**EXERCISE DESCRIPTION**: All of the entries below are to be repeated word for word.

**RECORDS FOR THIS EXERCISE**:
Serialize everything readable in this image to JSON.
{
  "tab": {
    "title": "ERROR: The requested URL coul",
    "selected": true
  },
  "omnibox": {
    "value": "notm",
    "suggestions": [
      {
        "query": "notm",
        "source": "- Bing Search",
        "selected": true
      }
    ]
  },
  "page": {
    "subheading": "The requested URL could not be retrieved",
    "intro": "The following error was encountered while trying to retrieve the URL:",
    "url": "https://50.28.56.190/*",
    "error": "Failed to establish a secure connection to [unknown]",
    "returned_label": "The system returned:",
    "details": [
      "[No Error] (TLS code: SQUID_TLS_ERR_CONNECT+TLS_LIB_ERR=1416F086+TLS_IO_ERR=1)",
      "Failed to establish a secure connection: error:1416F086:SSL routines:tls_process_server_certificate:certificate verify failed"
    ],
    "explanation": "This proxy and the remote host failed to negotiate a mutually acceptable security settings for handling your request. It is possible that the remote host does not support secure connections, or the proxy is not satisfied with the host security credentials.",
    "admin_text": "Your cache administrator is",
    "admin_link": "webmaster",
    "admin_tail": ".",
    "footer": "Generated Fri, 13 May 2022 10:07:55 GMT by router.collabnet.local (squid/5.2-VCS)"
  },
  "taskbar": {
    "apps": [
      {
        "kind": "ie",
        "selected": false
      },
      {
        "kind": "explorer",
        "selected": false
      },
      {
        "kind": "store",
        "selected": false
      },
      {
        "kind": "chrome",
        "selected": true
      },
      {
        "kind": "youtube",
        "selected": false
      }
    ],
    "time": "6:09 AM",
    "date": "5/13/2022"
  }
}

**YOUR RESPONSE**:
Serialize everything readable in this image to JSON.
{
  "tab": {
    "title": "ERROR: The requested URL coul",
    "selected": true
  },
  "omnibox": {
    "value": "notm",
    "suggestions": [
      {
        "query": "notm",
        "source": "- Bing Search",
        "selected": true
      }
    ]
  },
  "page": {
    "subheading": "The requested URL could not be retrieved",
    "intro": "The following error was encountered while trying to retrieve the URL:",
    "url": "https://50.28.56.190/*",
    "error": "Failed to establish a secure connection to [unknown]",
    "returned_label": "The system returned:",
    "details": [
      "[No Error] (TLS code: SQUID_TLS_ERR_CONNECT+TLS_LIB_ERR=1416F086+TLS_IO_ERR=1)",
      "Failed to establish a secure connection: error:1416F086:SSL routines:tls_process_server_certificate:certificate verify failed"
    ],
    "explanation": "This proxy and the remote host failed to negotiate a mutually acceptable security settings for handling your request. It is possible that the remote host does not support secure connections, or the proxy is not satisfied with the host security credentials.",
    "admin_text": "Your cache administrator is",
    "admin_link": "webmaster",
    "admin_tail": ".",
    "footer": "Generated Fri, 13 May 2022 10:07:55 GMT by router.collabnet.local (squid/5.2-VCS)"
  },
  "taskbar": {
    "apps": [
      {
        "kind": "ie",
        "selected": false
      },
      {
        "kind": "explorer",
        "selected": false
      },
      {
        "kind": "store",
        "selected": false
      },
      {
        "kind": "chrome",
        "selected": true
      },
      {
        "kind": "youtube",
        "selected": false
      }
    ],
    "time": "6:09 AM",
    "date": "5/13/2022"
  }
}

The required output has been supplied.